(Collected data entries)

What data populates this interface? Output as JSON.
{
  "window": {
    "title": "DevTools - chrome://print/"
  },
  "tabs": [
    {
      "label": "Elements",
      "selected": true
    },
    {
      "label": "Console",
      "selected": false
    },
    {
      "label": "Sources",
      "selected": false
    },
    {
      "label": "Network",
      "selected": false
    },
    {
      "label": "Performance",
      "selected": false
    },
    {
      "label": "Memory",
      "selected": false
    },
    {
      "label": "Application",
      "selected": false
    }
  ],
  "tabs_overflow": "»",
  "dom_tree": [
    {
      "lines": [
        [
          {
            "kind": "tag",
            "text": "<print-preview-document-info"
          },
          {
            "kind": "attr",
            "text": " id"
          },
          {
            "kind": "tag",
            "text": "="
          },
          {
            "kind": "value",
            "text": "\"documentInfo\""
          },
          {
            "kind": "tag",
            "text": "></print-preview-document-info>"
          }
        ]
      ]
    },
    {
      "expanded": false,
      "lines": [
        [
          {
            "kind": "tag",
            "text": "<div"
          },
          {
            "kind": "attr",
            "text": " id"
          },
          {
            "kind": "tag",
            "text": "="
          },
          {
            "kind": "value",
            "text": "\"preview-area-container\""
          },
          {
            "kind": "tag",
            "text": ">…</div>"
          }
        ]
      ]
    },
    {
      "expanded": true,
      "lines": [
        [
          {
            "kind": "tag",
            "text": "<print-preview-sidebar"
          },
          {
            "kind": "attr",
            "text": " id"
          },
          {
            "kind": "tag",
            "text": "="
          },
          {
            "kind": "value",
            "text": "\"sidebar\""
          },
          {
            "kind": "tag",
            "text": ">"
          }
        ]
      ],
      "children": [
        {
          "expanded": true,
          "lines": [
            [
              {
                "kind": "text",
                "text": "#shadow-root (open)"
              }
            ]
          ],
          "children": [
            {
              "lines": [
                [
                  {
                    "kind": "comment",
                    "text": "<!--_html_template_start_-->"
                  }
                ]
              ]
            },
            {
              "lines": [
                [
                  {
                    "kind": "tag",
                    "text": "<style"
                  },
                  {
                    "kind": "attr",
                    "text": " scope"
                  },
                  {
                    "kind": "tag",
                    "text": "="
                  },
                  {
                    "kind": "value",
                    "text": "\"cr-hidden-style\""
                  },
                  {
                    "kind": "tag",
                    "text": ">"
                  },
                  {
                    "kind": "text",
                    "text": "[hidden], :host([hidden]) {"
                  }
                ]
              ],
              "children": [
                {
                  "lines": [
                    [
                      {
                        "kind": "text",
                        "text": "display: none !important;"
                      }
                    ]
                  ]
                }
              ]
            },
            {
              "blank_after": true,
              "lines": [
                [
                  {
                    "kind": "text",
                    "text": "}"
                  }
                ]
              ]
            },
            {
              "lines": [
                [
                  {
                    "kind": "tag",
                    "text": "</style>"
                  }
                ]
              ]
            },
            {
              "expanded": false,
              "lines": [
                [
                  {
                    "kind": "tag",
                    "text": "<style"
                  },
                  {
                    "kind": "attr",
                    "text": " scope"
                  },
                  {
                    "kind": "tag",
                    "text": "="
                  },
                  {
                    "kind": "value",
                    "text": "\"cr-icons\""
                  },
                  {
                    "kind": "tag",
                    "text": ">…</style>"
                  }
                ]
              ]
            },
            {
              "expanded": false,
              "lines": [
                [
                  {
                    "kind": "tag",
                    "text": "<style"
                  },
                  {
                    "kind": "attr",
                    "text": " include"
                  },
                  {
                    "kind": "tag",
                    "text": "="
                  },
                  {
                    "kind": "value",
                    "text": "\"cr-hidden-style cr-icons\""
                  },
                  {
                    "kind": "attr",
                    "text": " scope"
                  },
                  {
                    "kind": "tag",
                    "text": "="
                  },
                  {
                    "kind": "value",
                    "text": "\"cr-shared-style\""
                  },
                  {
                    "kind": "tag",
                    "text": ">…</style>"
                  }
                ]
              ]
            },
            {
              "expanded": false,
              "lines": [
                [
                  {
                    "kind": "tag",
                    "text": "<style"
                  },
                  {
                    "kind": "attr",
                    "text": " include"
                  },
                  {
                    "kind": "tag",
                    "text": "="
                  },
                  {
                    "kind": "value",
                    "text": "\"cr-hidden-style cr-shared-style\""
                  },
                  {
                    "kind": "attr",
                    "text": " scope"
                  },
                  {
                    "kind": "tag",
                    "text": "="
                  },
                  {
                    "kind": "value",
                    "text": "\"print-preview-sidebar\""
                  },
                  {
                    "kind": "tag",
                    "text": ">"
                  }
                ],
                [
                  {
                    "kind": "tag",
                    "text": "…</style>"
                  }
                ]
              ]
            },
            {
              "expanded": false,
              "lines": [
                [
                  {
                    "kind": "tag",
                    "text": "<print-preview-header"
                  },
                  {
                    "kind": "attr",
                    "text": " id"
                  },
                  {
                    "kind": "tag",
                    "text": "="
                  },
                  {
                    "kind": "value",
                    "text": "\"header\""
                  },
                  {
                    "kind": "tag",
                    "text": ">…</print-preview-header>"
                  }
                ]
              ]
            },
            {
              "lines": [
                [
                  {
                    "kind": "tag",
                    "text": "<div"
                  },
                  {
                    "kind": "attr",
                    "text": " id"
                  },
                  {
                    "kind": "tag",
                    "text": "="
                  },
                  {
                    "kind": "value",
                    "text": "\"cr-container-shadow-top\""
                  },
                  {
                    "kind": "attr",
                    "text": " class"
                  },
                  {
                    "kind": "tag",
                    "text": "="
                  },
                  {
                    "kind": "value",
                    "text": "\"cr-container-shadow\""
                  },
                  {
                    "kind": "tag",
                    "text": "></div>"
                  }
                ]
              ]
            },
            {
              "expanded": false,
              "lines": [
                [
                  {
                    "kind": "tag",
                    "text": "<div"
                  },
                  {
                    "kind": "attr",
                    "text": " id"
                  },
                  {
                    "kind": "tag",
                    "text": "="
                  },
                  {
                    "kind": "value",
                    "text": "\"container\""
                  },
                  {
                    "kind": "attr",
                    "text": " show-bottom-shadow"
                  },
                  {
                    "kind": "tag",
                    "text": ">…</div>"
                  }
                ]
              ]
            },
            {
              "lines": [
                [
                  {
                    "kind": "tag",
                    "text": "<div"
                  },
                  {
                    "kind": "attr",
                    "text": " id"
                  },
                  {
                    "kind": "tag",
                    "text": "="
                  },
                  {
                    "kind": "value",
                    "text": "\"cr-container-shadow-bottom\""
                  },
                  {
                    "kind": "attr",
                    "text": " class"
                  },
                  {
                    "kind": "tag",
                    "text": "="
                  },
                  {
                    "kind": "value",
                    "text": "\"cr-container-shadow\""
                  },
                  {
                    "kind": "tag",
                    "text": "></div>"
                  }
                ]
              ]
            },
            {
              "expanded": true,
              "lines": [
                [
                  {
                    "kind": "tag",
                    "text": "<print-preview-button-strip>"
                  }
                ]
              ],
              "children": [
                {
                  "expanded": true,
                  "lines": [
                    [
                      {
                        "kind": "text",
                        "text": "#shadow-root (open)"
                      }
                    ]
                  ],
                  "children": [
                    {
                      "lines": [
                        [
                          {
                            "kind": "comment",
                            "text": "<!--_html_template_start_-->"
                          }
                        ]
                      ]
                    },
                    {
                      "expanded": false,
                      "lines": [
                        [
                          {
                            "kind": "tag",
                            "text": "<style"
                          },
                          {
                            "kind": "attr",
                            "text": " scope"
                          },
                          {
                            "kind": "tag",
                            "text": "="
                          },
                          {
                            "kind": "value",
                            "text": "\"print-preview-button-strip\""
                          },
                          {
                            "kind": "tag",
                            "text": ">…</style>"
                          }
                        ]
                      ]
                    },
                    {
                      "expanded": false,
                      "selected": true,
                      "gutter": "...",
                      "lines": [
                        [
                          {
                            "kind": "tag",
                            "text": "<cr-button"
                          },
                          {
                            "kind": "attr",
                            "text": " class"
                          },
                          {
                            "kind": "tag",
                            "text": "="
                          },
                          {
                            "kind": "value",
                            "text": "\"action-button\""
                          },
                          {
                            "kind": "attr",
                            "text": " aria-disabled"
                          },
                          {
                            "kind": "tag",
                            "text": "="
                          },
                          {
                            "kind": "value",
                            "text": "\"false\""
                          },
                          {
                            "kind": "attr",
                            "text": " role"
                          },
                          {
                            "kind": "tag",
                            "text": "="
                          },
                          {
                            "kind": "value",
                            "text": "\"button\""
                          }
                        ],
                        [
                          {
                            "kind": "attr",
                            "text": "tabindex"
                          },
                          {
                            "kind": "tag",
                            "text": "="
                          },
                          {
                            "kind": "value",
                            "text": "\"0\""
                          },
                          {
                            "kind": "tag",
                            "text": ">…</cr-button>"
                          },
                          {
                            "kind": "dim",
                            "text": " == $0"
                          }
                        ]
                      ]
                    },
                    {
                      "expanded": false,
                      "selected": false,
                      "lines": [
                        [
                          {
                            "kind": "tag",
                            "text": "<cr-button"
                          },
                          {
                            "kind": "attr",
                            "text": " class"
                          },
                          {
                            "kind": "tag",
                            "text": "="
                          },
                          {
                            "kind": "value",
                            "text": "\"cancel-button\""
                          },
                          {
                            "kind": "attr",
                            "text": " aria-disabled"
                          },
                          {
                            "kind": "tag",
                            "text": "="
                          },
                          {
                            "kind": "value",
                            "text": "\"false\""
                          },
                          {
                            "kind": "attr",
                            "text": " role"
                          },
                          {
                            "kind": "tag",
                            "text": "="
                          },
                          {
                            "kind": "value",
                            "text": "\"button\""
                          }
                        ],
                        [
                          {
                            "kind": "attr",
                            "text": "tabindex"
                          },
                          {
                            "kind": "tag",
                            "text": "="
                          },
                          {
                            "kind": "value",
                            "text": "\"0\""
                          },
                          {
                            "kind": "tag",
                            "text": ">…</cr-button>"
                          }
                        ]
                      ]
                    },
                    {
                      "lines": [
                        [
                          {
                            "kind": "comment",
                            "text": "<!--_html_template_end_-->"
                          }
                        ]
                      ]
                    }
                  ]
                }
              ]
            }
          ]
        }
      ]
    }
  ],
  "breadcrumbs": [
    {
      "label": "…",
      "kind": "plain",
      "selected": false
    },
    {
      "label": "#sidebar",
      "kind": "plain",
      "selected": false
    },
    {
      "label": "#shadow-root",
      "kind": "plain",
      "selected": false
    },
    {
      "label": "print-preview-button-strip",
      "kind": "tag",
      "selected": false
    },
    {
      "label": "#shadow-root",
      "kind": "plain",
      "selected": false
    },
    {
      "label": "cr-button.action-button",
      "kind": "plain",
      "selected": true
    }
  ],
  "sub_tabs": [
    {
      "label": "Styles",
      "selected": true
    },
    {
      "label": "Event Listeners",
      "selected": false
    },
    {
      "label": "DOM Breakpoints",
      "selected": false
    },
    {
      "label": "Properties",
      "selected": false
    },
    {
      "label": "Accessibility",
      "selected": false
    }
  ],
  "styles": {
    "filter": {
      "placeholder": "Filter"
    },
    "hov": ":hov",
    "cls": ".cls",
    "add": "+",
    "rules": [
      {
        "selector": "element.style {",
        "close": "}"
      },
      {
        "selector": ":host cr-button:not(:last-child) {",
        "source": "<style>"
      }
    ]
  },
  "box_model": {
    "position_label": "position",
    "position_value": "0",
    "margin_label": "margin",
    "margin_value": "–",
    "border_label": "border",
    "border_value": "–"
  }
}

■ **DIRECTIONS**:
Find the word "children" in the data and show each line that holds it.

■ **RESPONSE FOR THIS EXERCISE**:
      "children": [
          "children": [
              "children": [
              "children": [
                  "children": [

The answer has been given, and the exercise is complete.